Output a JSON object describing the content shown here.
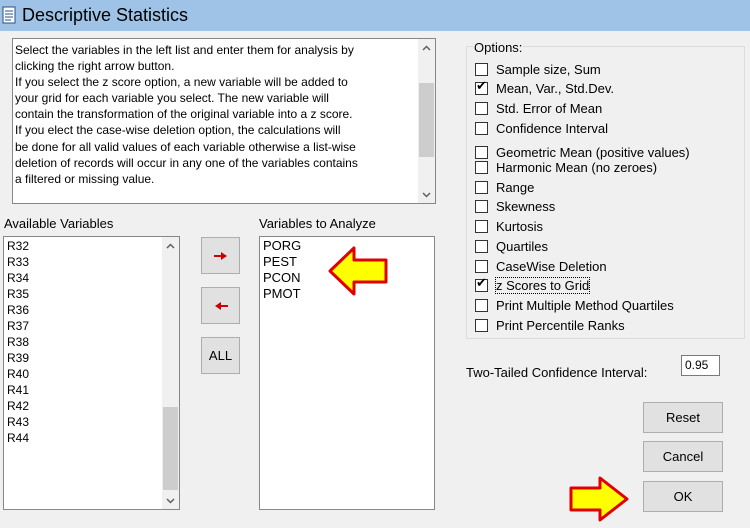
{
  "window": {
    "title": "Descriptive Statistics",
    "icon": "app-document-icon"
  },
  "description": {
    "lines": [
      "Select the variables in the left list and enter them for analysis by",
      "clicking the right arrow button.",
      "If you select the z score option, a new variable will be added to",
      "your grid for each variable you select.  The new variable will",
      "contain the transformation of the original variable into a z score.",
      "If you elect the case-wise deletion option, the calculations will",
      "be done for all valid values of each variable otherwise a list-wise",
      "deletion of records will occur in any one of the variables contains",
      "a filtered or missing value."
    ]
  },
  "available": {
    "label": "Available Variables",
    "items": [
      "R32",
      "R33",
      "R34",
      "R35",
      "R36",
      "R37",
      "R38",
      "R39",
      "R40",
      "R41",
      "R42",
      "R43",
      "R44"
    ]
  },
  "analyze": {
    "label": "Variables to Analyze",
    "items": [
      "PORG",
      "PEST",
      "PCON",
      "PMOT"
    ]
  },
  "transfer": {
    "right_icon": "right-arrow-icon",
    "left_icon": "left-arrow-icon",
    "all_label": "ALL",
    "arrow_color": "#cc0000"
  },
  "options": {
    "label": "Options:",
    "items": [
      {
        "label": "Sample size, Sum",
        "checked": false
      },
      {
        "label": "Mean, Var., Std.Dev.",
        "checked": true
      },
      {
        "label": "Std. Error of Mean",
        "checked": false
      },
      {
        "label": "Confidence Interval",
        "checked": false
      },
      {
        "label": "Geometric Mean (positive values)",
        "checked": false
      },
      {
        "label": "Harmonic Mean (no zeroes)",
        "checked": false
      },
      {
        "label": "Range",
        "checked": false
      },
      {
        "label": "Skewness",
        "checked": false
      },
      {
        "label": "Kurtosis",
        "checked": false
      },
      {
        "label": "Quartiles",
        "checked": false
      },
      {
        "label": "CaseWise Deletion",
        "checked": false
      },
      {
        "label": "z Scores to Grid",
        "checked": true
      },
      {
        "label": "Print Multiple Method Quartiles",
        "checked": false
      },
      {
        "label": "Print Percentile Ranks",
        "checked": false
      }
    ]
  },
  "confidence": {
    "label": "Two-Tailed Confidence Interval:",
    "value": "0.95"
  },
  "buttons": {
    "reset": "Reset",
    "cancel": "Cancel",
    "ok": "OK"
  },
  "annotations": {
    "arrow_fill": "#ffff00",
    "arrow_stroke": "#e00000"
  }
}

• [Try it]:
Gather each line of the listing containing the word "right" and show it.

• [Reply]:
      "clicking the right arrow button.",
    "right_icon": "right-arrow-icon",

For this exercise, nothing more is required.